I always welcome the determination shown by my hon. Friend to be a strong Cornish voice for Cornwall in the Chamber and to put the county first on the agenda. The Government will be guided by the recommendation of the Office for National Statistics to the Government and Parliament about the demand for particular questions when we lay the census orders before Parliament later this year.
One of the best ways in which the Department could recognise Cornish minority status is to drop the ludicrous suggestion of having a Cornwall-Devon boundary review. Will the Minister commit to giving the Cornish the same rights as the Welsh and the Scots?
I rise with a degree of uncertainty, because ordinarily I seek to accommodate the hon. Lady, but the question has not been broadened by the character and contents of the answer, and I gently point out that Glasgow Central is a considerable distance from Cornwall. If she is sufficiently dextrous and can shoehorn an inquiry on Cornwall into a question about Cornwall that would be helpful.
Thank you, Mr Speaker, for your indulgence. Protection of the Cornish language is important, but there is no right, as there is for the Welsh, to write to the UK Government in Cornish, or to write to the UK Government in Gaelic and receive a response in that language. Would the Minister consider a UK language protection Bill that would protect Cornish and Scots Gaelic in the same way that Welsh is protected?

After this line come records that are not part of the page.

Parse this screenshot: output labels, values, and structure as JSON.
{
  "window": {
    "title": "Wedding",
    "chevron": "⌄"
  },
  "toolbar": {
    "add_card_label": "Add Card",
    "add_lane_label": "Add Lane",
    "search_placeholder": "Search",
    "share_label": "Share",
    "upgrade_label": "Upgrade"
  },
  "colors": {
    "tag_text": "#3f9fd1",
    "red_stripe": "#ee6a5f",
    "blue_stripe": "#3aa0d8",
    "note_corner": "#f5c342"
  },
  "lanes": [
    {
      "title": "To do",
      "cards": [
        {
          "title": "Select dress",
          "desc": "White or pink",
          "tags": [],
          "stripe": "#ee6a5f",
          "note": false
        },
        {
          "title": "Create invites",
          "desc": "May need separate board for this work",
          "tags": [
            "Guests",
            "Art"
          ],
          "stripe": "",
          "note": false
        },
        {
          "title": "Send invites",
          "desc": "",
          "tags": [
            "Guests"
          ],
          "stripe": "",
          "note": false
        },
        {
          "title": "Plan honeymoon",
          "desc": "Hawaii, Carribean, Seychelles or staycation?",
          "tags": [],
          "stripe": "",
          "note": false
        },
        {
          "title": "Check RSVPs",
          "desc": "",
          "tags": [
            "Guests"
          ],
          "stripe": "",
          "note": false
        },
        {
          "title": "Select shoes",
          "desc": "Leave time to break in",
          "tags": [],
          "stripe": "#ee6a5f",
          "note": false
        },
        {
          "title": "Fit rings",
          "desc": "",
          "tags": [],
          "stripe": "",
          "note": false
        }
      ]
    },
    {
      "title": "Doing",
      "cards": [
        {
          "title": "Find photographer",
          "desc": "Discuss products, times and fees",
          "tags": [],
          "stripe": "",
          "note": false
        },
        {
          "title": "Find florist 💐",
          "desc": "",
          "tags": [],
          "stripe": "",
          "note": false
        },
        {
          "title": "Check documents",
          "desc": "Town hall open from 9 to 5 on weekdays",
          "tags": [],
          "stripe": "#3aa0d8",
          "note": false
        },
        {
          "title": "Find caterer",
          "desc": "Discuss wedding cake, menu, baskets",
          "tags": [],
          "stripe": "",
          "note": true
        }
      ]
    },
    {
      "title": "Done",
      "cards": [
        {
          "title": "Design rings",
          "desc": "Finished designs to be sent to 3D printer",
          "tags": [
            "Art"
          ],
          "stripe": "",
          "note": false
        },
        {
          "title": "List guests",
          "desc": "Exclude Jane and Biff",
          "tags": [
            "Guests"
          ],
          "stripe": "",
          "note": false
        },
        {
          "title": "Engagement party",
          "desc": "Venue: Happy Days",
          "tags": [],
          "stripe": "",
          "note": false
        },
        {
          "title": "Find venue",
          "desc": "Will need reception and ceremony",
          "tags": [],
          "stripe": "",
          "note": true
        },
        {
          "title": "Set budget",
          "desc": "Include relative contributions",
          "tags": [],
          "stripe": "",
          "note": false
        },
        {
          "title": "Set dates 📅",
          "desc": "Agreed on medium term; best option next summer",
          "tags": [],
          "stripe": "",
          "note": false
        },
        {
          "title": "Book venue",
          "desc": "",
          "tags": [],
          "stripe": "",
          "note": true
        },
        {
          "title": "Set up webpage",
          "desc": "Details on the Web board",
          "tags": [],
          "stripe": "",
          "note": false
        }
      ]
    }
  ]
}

We can see that Celtic roots are strong, both in Cornwall and in Scotland, and that there is a link between them. We are always keen to help to promote the culture of these isles, and the different languages that are spoken across them are part of our vibrant United Kingdom. The Cabinet is always open to suggestions about how we can better do that, as the Department is keen to promote our Union.